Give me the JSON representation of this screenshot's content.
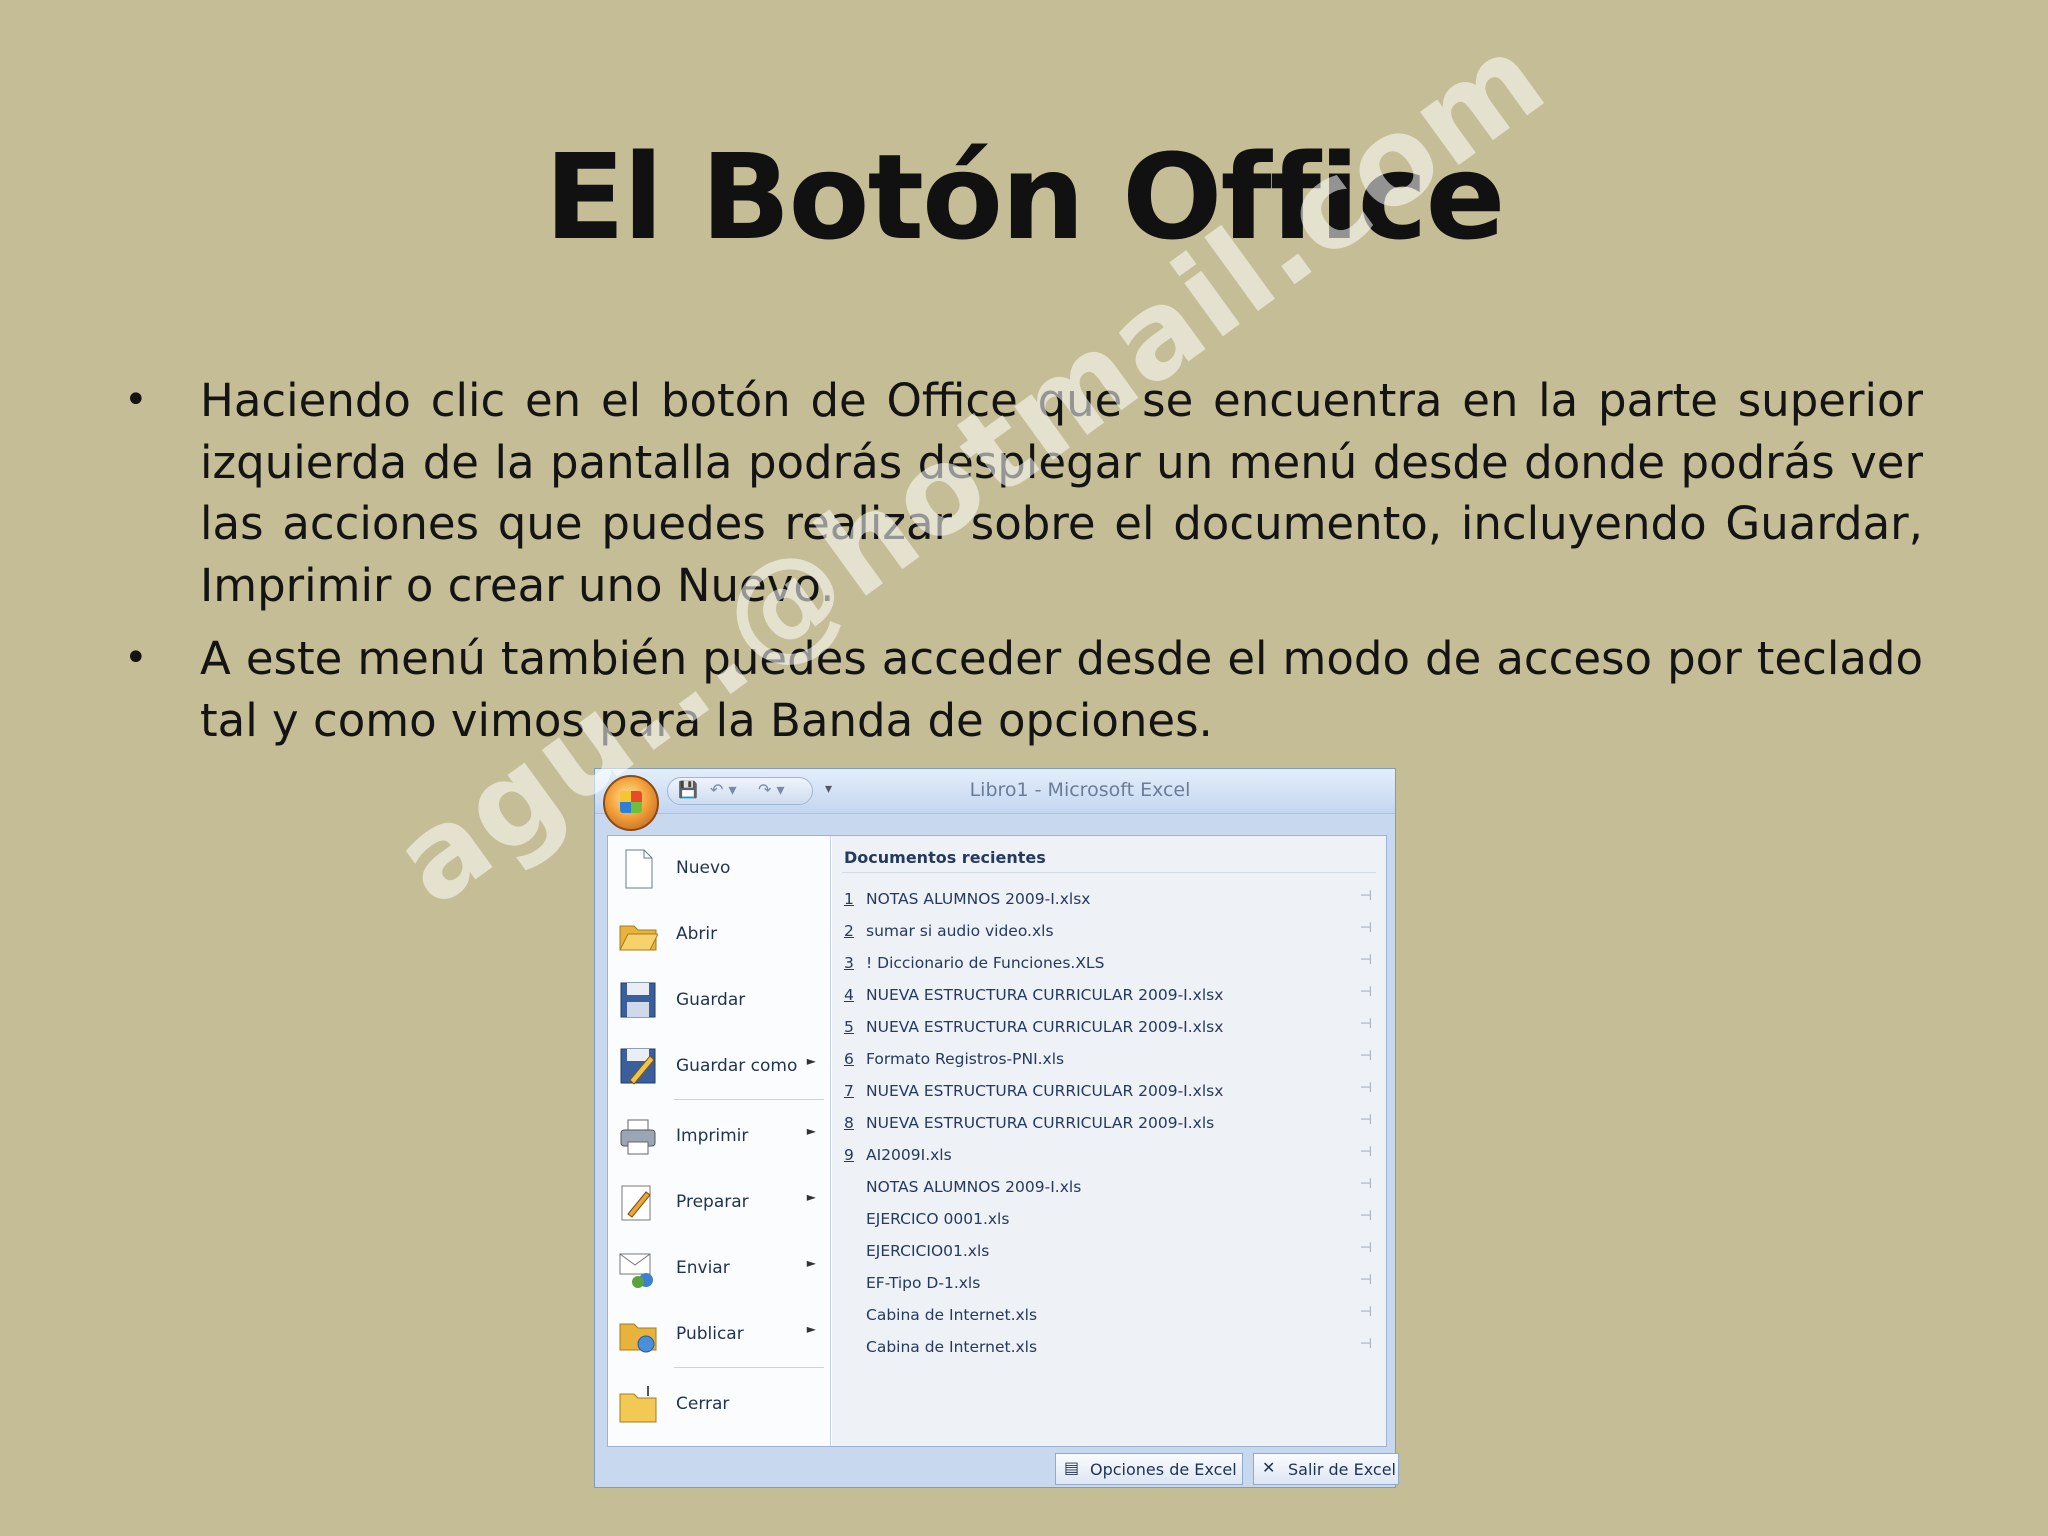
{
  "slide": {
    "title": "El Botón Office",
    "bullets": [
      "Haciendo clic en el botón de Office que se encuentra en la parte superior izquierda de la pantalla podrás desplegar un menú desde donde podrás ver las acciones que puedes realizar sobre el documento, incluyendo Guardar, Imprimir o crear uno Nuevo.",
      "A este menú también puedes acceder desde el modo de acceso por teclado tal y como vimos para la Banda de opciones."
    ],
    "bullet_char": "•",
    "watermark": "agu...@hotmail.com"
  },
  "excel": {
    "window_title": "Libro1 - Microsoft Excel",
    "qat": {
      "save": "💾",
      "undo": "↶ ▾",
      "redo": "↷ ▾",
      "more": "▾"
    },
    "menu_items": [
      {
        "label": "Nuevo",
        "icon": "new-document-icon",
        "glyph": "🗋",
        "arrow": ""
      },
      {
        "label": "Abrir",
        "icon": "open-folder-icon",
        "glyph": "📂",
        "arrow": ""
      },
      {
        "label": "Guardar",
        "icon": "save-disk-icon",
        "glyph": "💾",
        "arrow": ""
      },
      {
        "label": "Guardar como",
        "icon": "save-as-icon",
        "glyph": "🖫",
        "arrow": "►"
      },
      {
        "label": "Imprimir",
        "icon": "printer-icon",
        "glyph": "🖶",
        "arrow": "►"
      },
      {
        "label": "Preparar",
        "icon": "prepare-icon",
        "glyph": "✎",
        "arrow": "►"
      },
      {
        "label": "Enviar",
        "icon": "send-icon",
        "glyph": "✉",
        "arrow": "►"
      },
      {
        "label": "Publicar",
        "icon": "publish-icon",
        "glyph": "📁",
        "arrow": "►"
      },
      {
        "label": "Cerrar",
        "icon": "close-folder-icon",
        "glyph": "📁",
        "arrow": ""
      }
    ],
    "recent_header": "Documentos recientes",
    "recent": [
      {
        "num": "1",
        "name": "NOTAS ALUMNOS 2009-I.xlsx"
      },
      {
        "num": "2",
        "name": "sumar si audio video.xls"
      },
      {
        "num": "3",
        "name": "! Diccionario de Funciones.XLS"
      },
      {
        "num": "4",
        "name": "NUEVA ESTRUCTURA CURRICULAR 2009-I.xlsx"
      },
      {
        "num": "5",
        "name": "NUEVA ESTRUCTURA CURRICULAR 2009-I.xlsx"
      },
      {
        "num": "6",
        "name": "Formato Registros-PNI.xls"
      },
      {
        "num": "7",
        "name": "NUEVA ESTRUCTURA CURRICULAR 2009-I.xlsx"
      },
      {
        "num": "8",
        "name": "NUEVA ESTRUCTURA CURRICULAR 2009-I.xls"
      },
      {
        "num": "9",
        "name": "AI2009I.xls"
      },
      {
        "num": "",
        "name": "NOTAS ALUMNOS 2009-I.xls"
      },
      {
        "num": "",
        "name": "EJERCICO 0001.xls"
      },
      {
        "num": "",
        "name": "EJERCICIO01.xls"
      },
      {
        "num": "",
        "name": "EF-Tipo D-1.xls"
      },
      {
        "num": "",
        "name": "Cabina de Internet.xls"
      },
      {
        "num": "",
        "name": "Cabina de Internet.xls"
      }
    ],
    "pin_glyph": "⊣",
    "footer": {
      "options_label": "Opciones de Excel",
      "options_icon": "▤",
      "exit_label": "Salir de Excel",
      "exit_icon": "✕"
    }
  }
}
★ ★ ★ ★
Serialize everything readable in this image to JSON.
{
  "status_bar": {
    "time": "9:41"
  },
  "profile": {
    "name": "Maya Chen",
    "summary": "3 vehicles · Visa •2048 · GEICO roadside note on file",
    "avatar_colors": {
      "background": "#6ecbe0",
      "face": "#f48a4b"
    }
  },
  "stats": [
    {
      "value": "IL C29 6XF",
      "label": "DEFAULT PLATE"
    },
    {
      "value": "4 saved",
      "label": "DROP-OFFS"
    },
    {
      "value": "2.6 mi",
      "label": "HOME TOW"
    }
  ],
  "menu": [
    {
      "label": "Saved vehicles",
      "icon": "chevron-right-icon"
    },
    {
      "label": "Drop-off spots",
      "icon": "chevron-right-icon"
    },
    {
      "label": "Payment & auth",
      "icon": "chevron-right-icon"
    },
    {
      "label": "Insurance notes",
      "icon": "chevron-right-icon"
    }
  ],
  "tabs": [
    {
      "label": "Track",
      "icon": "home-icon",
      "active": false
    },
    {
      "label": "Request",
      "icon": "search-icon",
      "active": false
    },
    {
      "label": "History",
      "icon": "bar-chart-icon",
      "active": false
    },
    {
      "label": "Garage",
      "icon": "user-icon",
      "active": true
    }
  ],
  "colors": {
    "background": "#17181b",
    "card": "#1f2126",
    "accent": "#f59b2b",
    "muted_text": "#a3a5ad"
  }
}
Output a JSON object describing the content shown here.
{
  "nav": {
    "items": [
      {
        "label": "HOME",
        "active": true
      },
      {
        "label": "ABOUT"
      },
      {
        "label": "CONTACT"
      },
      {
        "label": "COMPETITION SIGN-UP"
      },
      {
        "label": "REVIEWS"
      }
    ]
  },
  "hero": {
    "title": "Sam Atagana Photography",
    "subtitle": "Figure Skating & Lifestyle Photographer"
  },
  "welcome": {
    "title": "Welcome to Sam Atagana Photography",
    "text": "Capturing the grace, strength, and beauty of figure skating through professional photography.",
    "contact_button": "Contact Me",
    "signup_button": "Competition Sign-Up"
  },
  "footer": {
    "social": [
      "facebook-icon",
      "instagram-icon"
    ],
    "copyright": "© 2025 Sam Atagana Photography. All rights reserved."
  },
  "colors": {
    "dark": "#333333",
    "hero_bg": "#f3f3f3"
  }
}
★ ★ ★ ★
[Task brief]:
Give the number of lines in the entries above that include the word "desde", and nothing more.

[Response]:
2